Before servicing any aircraft, consult the specific aircraft maintenance manual to determine the proper type of servicing equipment to be used. Two persons are required to service an aircraft with gaseous oxygen. One man should be stationed at the control valves of the servicing equipment and one man stationed where he can observe the pressure in the aircraft system. Communication between the two men is required in case of an emergency. Aircraft should not be serviced with oxygen during fueling, defueling, or other maintenance work which could provide a source of ignition. Oxygen servicing of aircraft should be accomplished outside hangars.
Gaseous oxygen is chemically stable and is nonflammable; however, combustible materials ignite more rapidly and burn with greater intensity in an oxygen rich atmosphere. In addition, oxygen combines with oil, grease, or bituminous material to form a highly explosive mixture which is sensitive to impact. Physical damage to, or failure of, oxygen containers, valves, or plumbing can result in explosive rupture, with danger to life and property. It is imperative that the highest standard of housekeeping be observed in handling oxygen and that only authorized persons be permitted to service aircraft.

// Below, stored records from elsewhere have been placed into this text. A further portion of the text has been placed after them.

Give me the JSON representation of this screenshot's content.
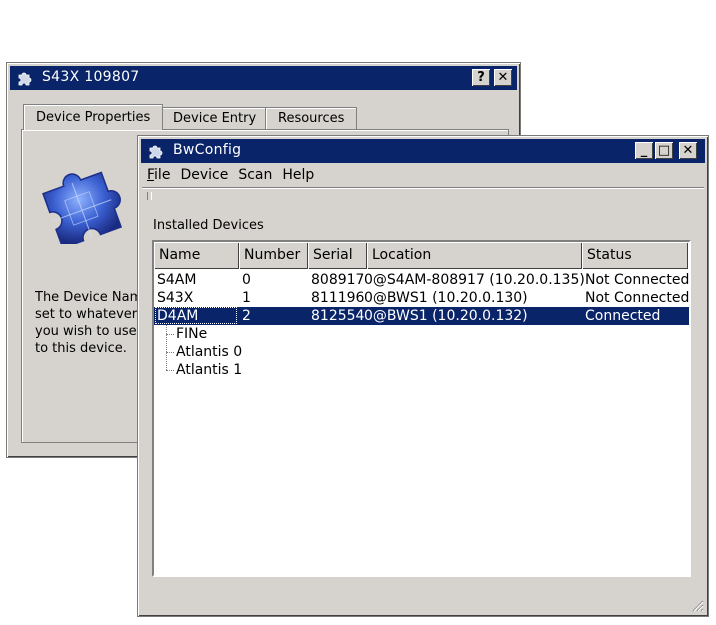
{
  "back_window": {
    "title": "S43X 109807",
    "buttons": {
      "help": "?",
      "close": "✕"
    },
    "tabs": [
      {
        "label": "Device Properties",
        "active": true
      },
      {
        "label": "Device Entry",
        "active": false
      },
      {
        "label": "Resources",
        "active": false
      }
    ],
    "description": "The Device Name\nset to whatever s\nyou wish to use t\nto this device."
  },
  "front_window": {
    "title": "BwConfig",
    "buttons": {
      "minimize": "_",
      "maximize": "□",
      "close": "✕"
    },
    "menu": [
      "File",
      "Device",
      "Scan",
      "Help"
    ],
    "section_label": "Installed Devices",
    "columns": [
      "Name",
      "Number",
      "Serial",
      "Location",
      "Status"
    ],
    "rows": [
      {
        "name": "S4AM",
        "number": "0",
        "serial": "808917",
        "location": "0@S4AM-808917 (10.20.0.135)",
        "status": "Not Connected",
        "selected": false
      },
      {
        "name": "S43X",
        "number": "1",
        "serial": "811196",
        "location": "0@BWS1 (10.20.0.130)",
        "status": "Not Connected",
        "selected": false
      },
      {
        "name": "D4AM",
        "number": "2",
        "serial": "812554",
        "location": "0@BWS1 (10.20.0.132)",
        "status": "Connected",
        "selected": true
      }
    ],
    "children": [
      "FINe",
      "Atlantis 0",
      "Atlantis 1"
    ]
  },
  "colors": {
    "titlebar": "#0a246a",
    "window": "#d6d3ce",
    "selection": "#0a246a"
  },
  "icons": [
    "puzzle-app-icon",
    "puzzle-illustration",
    "resize-grip-icon"
  ]
}
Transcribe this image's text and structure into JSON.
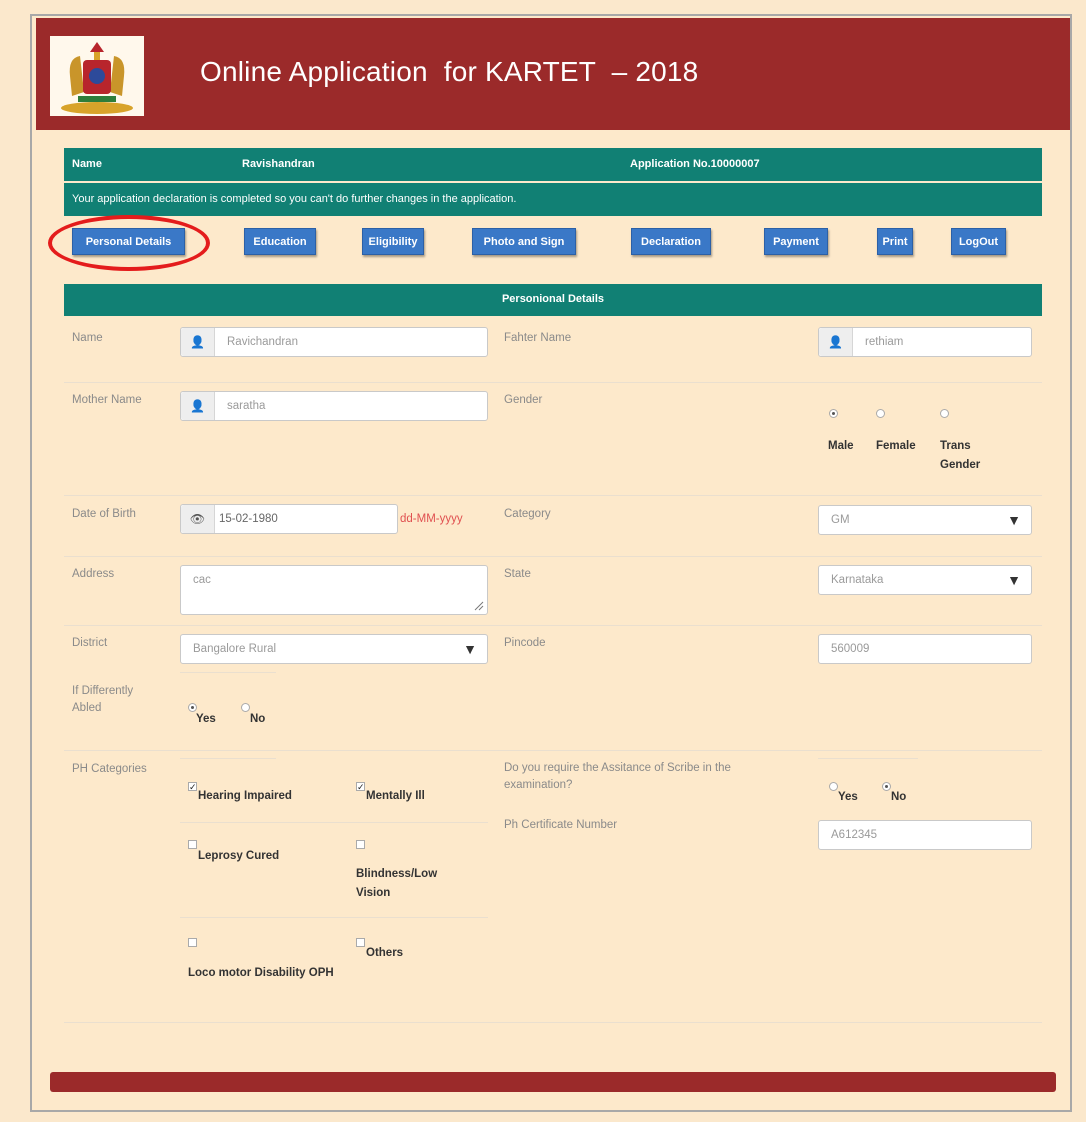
{
  "header": {
    "title": "Online Application  for KARTET  – 2018"
  },
  "info": {
    "name_label": "Name",
    "name_value": "Ravishandran",
    "application_no": "Application No.10000007",
    "notice": "Your application declaration is completed so you can't do further changes in the application."
  },
  "nav": [
    {
      "label": "Personal Details"
    },
    {
      "label": "Education"
    },
    {
      "label": "Eligibility"
    },
    {
      "label": "Photo and Sign"
    },
    {
      "label": "Declaration"
    },
    {
      "label": "Payment"
    },
    {
      "label": "Print"
    },
    {
      "label": "LogOut"
    }
  ],
  "section": {
    "title": "Personional Details"
  },
  "form": {
    "name": {
      "label": "Name",
      "value": "Ravichandran",
      "icon": "user-icon"
    },
    "father_name": {
      "label": "Fahter Name",
      "value": "rethiam",
      "icon": "user-icon"
    },
    "mother_name": {
      "label": "Mother Name",
      "value": "saratha",
      "icon": "user-icon"
    },
    "gender": {
      "label": "Gender",
      "options": [
        "Male",
        "Female",
        "Trans\nGender"
      ],
      "selected": "Male"
    },
    "dob": {
      "label": "Date of Birth",
      "value": "15-02-1980",
      "format_hint": "dd-MM-yyyy",
      "icon": "eye-icon"
    },
    "category": {
      "label": "Category",
      "value": "GM"
    },
    "address": {
      "label": "Address",
      "value": "cac"
    },
    "state": {
      "label": "State",
      "value": "Karnataka"
    },
    "district": {
      "label": "District",
      "value": "Bangalore Rural"
    },
    "pincode": {
      "label": "Pincode",
      "value": "560009"
    },
    "differently_abled": {
      "label": "If Differently Abled",
      "options": [
        "Yes",
        "No"
      ],
      "selected": "Yes"
    },
    "ph_categories": {
      "label": "PH Categories",
      "options": [
        {
          "label": "Hearing Impaired",
          "checked": true
        },
        {
          "label": "Mentally Ill",
          "checked": true
        },
        {
          "label": "Leprosy Cured",
          "checked": false
        },
        {
          "label": "Blindness/Low Vision",
          "checked": false
        },
        {
          "label": "Loco motor Disability OPH",
          "checked": false
        },
        {
          "label": "Others",
          "checked": false
        }
      ]
    },
    "scribe": {
      "label": "Do you require the Assitance of Scribe in the examination?",
      "options": [
        "Yes",
        "No"
      ],
      "selected": "No"
    },
    "ph_certificate": {
      "label": "Ph Certificate Number",
      "value": "A612345"
    }
  },
  "colors": {
    "header": "#9b2a2a",
    "teal": "#118074",
    "button": "#3a78c7",
    "highlight": "#e41c1c"
  }
}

In addition to aggravating the fire hazard, liquid oxygen will cause severe "burns" (frostbite) if it comes in contact with the skin because of its low temperature. (It boils at -297° F.)
Only oxygen marked "Aviators Breathing Oxygen" which meets Federal Specification
BB-0-925a Grade A or equivalent may be used in aircraft breathing oxygen